### YOUR TASK
Pictures aside, each record should be reproduced exactly.

(Data about app and page elements)
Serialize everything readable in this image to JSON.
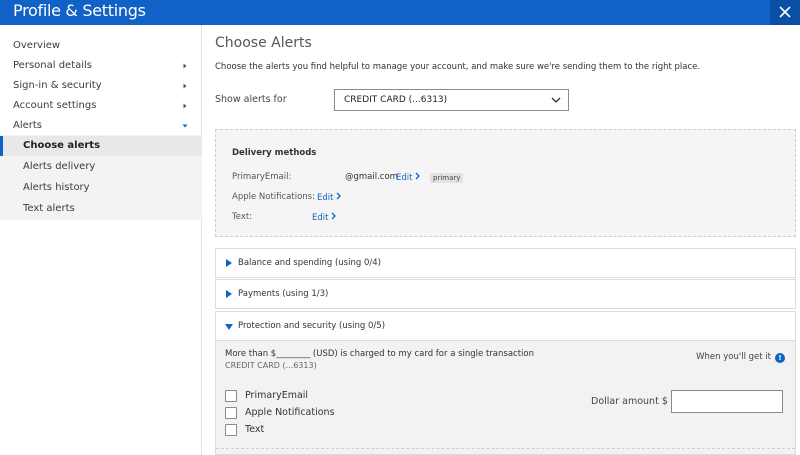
{
  "header": {
    "title": "Profile & Settings"
  },
  "sidebar": {
    "items": [
      {
        "label": "Overview"
      },
      {
        "label": "Personal details"
      },
      {
        "label": "Sign-in & security"
      },
      {
        "label": "Account settings"
      },
      {
        "label": "Alerts"
      }
    ],
    "sub_items": [
      {
        "label": "Choose alerts"
      },
      {
        "label": "Alerts delivery"
      },
      {
        "label": "Alerts history"
      },
      {
        "label": "Text alerts"
      }
    ]
  },
  "main": {
    "title": "Choose Alerts",
    "intro": "Choose the alerts you find helpful to manage your account, and make sure we're sending them to the right place.",
    "show_label": "Show alerts for",
    "select_value": "CREDIT CARD (...6313)",
    "delivery": {
      "title": "Delivery methods",
      "rows": [
        {
          "label": "PrimaryEmail:",
          "value": "@gmail.com",
          "edit": "Edit",
          "badge": "primary"
        },
        {
          "label": "Apple Notifications:",
          "edit": "Edit"
        },
        {
          "label": "Text:",
          "edit": "Edit"
        }
      ]
    },
    "accordions": [
      {
        "label": "Balance and spending (using 0/4)",
        "expanded": false
      },
      {
        "label": "Payments (using 1/3)",
        "expanded": false
      },
      {
        "label": "Protection and security (using 0/5)",
        "expanded": true
      }
    ],
    "rule": {
      "text": "More than $________ (USD) is charged to my card for a single transaction",
      "account": "CREDIT CARD (...6313)",
      "when_label": "When you'll get it",
      "checkboxes": [
        {
          "label": "PrimaryEmail",
          "checked": false
        },
        {
          "label": "Apple Notifications",
          "checked": false
        },
        {
          "label": "Text",
          "checked": false
        }
      ],
      "dollar_label": "Dollar amount $",
      "dollar_value": ""
    }
  },
  "colors": {
    "brand": "#1062c6",
    "panel": "#f3f3f3"
  }
}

### TASK OUTPUT
Serialize everything readable in this image to JSON.
{
  "header": {
    "title": "Profile & Settings"
  },
  "sidebar": {
    "items": [
      {
        "label": "Overview"
      },
      {
        "label": "Personal details"
      },
      {
        "label": "Sign-in & security"
      },
      {
        "label": "Account settings"
      },
      {
        "label": "Alerts"
      }
    ],
    "sub_items": [
      {
        "label": "Choose alerts"
      },
      {
        "label": "Alerts delivery"
      },
      {
        "label": "Alerts history"
      },
      {
        "label": "Text alerts"
      }
    ]
  },
  "main": {
    "title": "Choose Alerts",
    "intro": "Choose the alerts you find helpful to manage your account, and make sure we're sending them to the right place.",
    "show_label": "Show alerts for",
    "select_value": "CREDIT CARD (...6313)",
    "delivery": {
      "title": "Delivery methods",
      "rows": [
        {
          "label": "PrimaryEmail:",
          "value": "@gmail.com",
          "edit": "Edit",
          "badge": "primary"
        },
        {
          "label": "Apple Notifications:",
          "edit": "Edit"
        },
        {
          "label": "Text:",
          "edit": "Edit"
        }
      ]
    },
    "accordions": [
      {
        "label": "Balance and spending (using 0/4)",
        "expanded": false
      },
      {
        "label": "Payments (using 1/3)",
        "expanded": false
      },
      {
        "label": "Protection and security (using 0/5)",
        "expanded": true
      }
    ],
    "rule": {
      "text": "More than $________ (USD) is charged to my card for a single transaction",
      "account": "CREDIT CARD (...6313)",
      "when_label": "When you'll get it",
      "checkboxes": [
        {
          "label": "PrimaryEmail",
          "checked": false
        },
        {
          "label": "Apple Notifications",
          "checked": false
        },
        {
          "label": "Text",
          "checked": false
        }
      ],
      "dollar_label": "Dollar amount $",
      "dollar_value": ""
    }
  },
  "colors": {
    "brand": "#1062c6",
    "panel": "#f3f3f3"
  }
}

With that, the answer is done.